— Work task —
The answer must restate the records below word for word.

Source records
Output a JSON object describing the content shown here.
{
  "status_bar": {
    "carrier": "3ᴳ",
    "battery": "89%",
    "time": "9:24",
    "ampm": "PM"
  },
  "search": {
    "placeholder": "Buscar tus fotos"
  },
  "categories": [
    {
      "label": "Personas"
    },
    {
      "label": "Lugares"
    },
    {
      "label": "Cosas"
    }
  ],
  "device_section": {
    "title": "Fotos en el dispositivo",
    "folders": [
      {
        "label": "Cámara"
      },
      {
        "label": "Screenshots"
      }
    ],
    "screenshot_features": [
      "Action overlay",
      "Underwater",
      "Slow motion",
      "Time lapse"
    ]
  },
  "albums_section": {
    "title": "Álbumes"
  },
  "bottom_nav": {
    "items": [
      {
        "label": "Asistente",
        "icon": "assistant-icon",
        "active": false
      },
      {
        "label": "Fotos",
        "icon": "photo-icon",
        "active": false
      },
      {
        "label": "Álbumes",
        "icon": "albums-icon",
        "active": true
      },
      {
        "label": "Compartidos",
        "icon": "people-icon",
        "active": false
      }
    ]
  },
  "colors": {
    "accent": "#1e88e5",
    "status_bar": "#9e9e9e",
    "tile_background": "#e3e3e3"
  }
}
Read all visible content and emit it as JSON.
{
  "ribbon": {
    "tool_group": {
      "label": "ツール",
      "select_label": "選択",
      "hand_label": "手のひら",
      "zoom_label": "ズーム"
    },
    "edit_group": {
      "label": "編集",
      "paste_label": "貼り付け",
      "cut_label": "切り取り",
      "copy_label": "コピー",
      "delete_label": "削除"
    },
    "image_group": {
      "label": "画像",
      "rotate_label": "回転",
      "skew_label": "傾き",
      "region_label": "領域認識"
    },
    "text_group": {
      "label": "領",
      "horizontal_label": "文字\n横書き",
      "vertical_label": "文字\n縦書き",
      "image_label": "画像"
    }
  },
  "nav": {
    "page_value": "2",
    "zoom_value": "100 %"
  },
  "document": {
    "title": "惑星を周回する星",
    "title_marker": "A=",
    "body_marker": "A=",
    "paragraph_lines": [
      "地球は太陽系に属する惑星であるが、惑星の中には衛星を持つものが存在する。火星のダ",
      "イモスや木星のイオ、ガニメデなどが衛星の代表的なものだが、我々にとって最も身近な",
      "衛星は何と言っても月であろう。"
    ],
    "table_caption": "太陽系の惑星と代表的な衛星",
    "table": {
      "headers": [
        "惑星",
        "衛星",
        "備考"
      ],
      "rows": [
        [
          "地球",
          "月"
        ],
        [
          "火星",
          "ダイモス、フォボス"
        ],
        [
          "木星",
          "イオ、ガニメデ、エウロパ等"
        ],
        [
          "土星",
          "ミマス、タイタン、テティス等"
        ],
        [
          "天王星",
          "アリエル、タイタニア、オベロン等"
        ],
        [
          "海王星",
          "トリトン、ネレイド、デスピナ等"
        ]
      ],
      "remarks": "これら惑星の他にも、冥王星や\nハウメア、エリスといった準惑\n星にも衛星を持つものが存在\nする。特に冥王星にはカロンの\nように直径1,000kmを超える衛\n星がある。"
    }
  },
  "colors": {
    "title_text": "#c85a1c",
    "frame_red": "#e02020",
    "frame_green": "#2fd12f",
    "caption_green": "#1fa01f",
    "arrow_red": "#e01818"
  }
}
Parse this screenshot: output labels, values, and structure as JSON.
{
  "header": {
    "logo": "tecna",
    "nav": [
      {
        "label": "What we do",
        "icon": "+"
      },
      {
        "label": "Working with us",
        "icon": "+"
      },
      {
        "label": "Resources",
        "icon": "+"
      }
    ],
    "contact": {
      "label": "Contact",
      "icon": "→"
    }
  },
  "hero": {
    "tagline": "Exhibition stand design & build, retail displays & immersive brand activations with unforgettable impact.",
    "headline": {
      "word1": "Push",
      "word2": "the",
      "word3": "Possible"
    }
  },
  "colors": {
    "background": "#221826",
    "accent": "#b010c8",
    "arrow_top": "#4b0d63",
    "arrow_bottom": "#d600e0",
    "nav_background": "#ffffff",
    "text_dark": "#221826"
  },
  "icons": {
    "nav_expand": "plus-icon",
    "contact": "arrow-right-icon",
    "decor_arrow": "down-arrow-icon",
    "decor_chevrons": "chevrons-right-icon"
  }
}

— Output for this exercise —
Output a JSON object describing the content shown here.
{
  "status_bar": {
    "carrier": "3ᴳ",
    "battery": "89%",
    "time": "9:24",
    "ampm": "PM"
  },
  "search": {
    "placeholder": "Buscar tus fotos"
  },
  "categories": [
    {
      "label": "Personas"
    },
    {
      "label": "Lugares"
    },
    {
      "label": "Cosas"
    }
  ],
  "device_section": {
    "title": "Fotos en el dispositivo",
    "folders": [
      {
        "label": "Cámara"
      },
      {
        "label": "Screenshots"
      }
    ],
    "screenshot_features": [
      "Action overlay",
      "Underwater",
      "Slow motion",
      "Time lapse"
    ]
  },
  "albums_section": {
    "title": "Álbumes"
  },
  "bottom_nav": {
    "items": [
      {
        "label": "Asistente",
        "icon": "assistant-icon",
        "active": false
      },
      {
        "label": "Fotos",
        "icon": "photo-icon",
        "active": false
      },
      {
        "label": "Álbumes",
        "icon": "albums-icon",
        "active": true
      },
      {
        "label": "Compartidos",
        "icon": "people-icon",
        "active": false
      }
    ]
  },
  "colors": {
    "accent": "#1e88e5",
    "status_bar": "#9e9e9e",
    "tile_background": "#e3e3e3"
  }
}
Read all visible content and emit it as JSON.
{
  "ribbon": {
    "tool_group": {
      "label": "ツール",
      "select_label": "選択",
      "hand_label": "手のひら",
      "zoom_label": "ズーム"
    },
    "edit_group": {
      "label": "編集",
      "paste_label": "貼り付け",
      "cut_label": "切り取り",
      "copy_label": "コピー",
      "delete_label": "削除"
    },
    "image_group": {
      "label": "画像",
      "rotate_label": "回転",
      "skew_label": "傾き",
      "region_label": "領域認識"
    },
    "text_group": {
      "label": "領",
      "horizontal_label": "文字\n横書き",
      "vertical_label": "文字\n縦書き",
      "image_label": "画像"
    }
  },
  "nav": {
    "page_value": "2",
    "zoom_value": "100 %"
  },
  "document": {
    "title": "惑星を周回する星",
    "title_marker": "A=",
    "body_marker": "A=",
    "paragraph_lines": [
      "地球は太陽系に属する惑星であるが、惑星の中には衛星を持つものが存在する。火星のダ",
      "イモスや木星のイオ、ガニメデなどが衛星の代表的なものだが、我々にとって最も身近な",
      "衛星は何と言っても月であろう。"
    ],
    "table_caption": "太陽系の惑星と代表的な衛星",
    "table": {
      "headers": [
        "惑星",
        "衛星",
        "備考"
      ],
      "rows": [
        [
          "地球",
          "月"
        ],
        [
          "火星",
          "ダイモス、フォボス"
        ],
        [
          "木星",
          "イオ、ガニメデ、エウロパ等"
        ],
        [
          "土星",
          "ミマス、タイタン、テティス等"
        ],
        [
          "天王星",
          "アリエル、タイタニア、オベロン等"
        ],
        [
          "海王星",
          "トリトン、ネレイド、デスピナ等"
        ]
      ],
      "remarks": "これら惑星の他にも、冥王星や\nハウメア、エリスといった準惑\n星にも衛星を持つものが存在\nする。特に冥王星にはカロンの\nように直径1,000kmを超える衛\n星がある。"
    }
  },
  "colors": {
    "title_text": "#c85a1c",
    "frame_red": "#e02020",
    "frame_green": "#2fd12f",
    "caption_green": "#1fa01f",
    "arrow_red": "#e01818"
  }
}
Parse this screenshot: output labels, values, and structure as JSON.
{
  "header": {
    "logo": "tecna",
    "nav": [
      {
        "label": "What we do",
        "icon": "+"
      },
      {
        "label": "Working with us",
        "icon": "+"
      },
      {
        "label": "Resources",
        "icon": "+"
      }
    ],
    "contact": {
      "label": "Contact",
      "icon": "→"
    }
  },
  "hero": {
    "tagline": "Exhibition stand design & build, retail displays & immersive brand activations with unforgettable impact.",
    "headline": {
      "word1": "Push",
      "word2": "the",
      "word3": "Possible"
    }
  },
  "colors": {
    "background": "#221826",
    "accent": "#b010c8",
    "arrow_top": "#4b0d63",
    "arrow_bottom": "#d600e0",
    "nav_background": "#ffffff",
    "text_dark": "#221826"
  },
  "icons": {
    "nav_expand": "plus-icon",
    "contact": "arrow-right-icon",
    "decor_arrow": "down-arrow-icon",
    "decor_chevrons": "chevrons-right-icon"
  }
}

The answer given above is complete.